Mr. Jagdeo said under the proposed deal, ExxonMobil and the Guyana government would fund the gas-to-shore project  and would extract 50 million cubic feet per day of gas to generate 250 megawatts of electricity.

The Vice President provided no data or cited no studies showing that futuristically renewable energy would be much cheaper than the gas-powered generation facility. He, however, assured that the gas-to-shore power project would insulate Guyana from huge upward fluctuations of the cost of oil, currently at about US$75 per barrel. “What this brings is long-term stability to the price, not the wide fluctuation in price so we are moving from usual market fluctuation, especially upward movement of the cost of Bunker and other fossil fuels to a project of this nature because it’s fixed,” he said.

The Guyana government estimates that the projected capital expenditure (CAPEX) for the offshore pipes and riser will be between US$570 million to US$630 million. The cost of the onshore pipeline alone is US$80 million to $100 million, while the natural gas plant is projected to cost US$120 million. Associated infrastructure such as wharf and roads to transport the equipment to the is expected to cost  about US$40 million to US$50 million.

Beyond the lifespan of the gas-to-shore project from the Liza field, Mr. Jagdeo indicated that it was too early to say what are the plans to tap into associated gas from other oil reservoirs.

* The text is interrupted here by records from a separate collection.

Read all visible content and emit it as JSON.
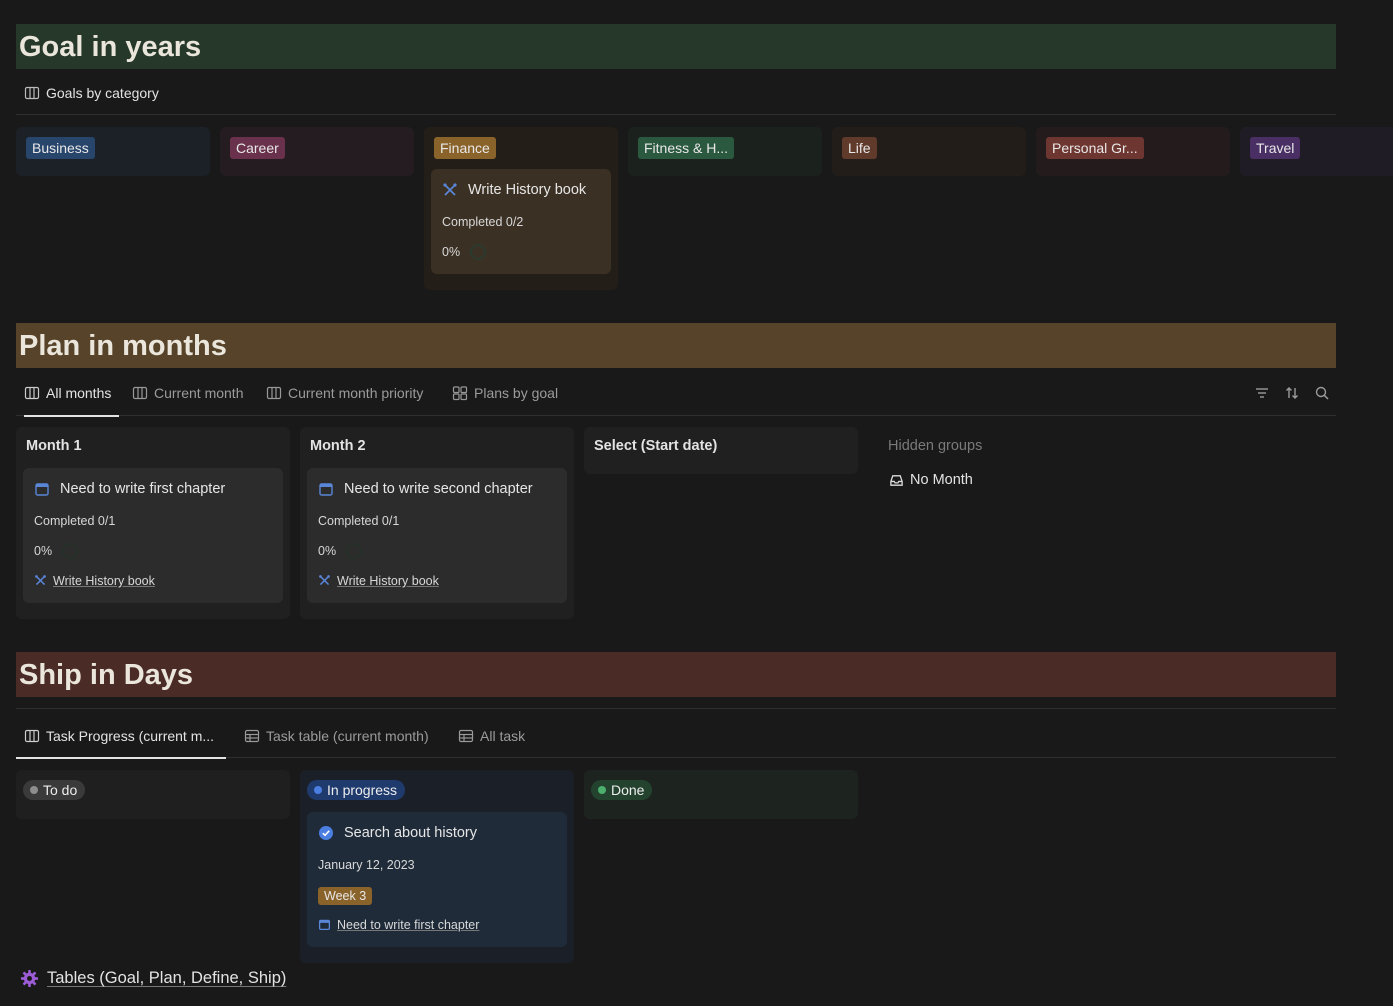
{
  "goals": {
    "banner": "Goal in years",
    "view_label": "Goals by category",
    "categories": [
      {
        "label": "Business",
        "color": "#28456c"
      },
      {
        "label": "Career",
        "color": "#69314c"
      },
      {
        "label": "Finance",
        "color": "#89632a"
      },
      {
        "label": "Fitness & H...",
        "color": "#2b593f"
      },
      {
        "label": "Life",
        "color": "#603b2c"
      },
      {
        "label": "Personal Gr...",
        "color": "#6e3630"
      },
      {
        "label": "Travel",
        "color": "#492f64"
      }
    ],
    "card": {
      "title": "Write History book",
      "completed": "Completed 0/2",
      "percent": "0%"
    }
  },
  "plans": {
    "banner": "Plan in months",
    "tabs": [
      "All months",
      "Current month",
      "Current month priority",
      "Plans by goal"
    ],
    "groups": [
      {
        "name": "Month 1",
        "card": {
          "title": "Need to write first chapter",
          "completed": "Completed 0/1",
          "percent": "0%",
          "goal": "Write History book"
        }
      },
      {
        "name": "Month 2",
        "card": {
          "title": "Need to write second chapter",
          "completed": "Completed 0/1",
          "percent": "0%",
          "goal": "Write History book"
        }
      },
      {
        "name": "Select (Start date)"
      }
    ],
    "hidden_groups_label": "Hidden groups",
    "hidden_group": "No Month"
  },
  "ship": {
    "banner": "Ship in Days",
    "tabs": [
      "Task Progress (current m...",
      "Task table (current month)",
      "All task"
    ],
    "statuses": [
      {
        "label": "To do",
        "color": "#3a3a3a",
        "dot": "#8e8e8e"
      },
      {
        "label": "In progress",
        "color": "#1f3b6e",
        "dot": "#4a7ee0"
      },
      {
        "label": "Done",
        "color": "#24432f",
        "dot": "#4caf6e"
      }
    ],
    "card": {
      "title": "Search about history",
      "date": "January 12, 2023",
      "week": "Week 3",
      "plan": "Need to write first chapter"
    }
  },
  "footer": {
    "link": "Tables (Goal, Plan, Define, Ship)"
  }
}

The gas-to-shore project task force is being led by financial expert Winston Brassington and includes Senior Petroleum Coordinator Bobby Gossai, United Kingdom gas expert Simon Shaw, Head of the Petroleum Division of the Guyana Geology and Mines Commission Chris Lynch, Geologist at the Ministry of Natural Resources Martin Pertab, Chief Planning Officer of the Central Housing and Planning Authority (CH&PA) Jermaine Stuart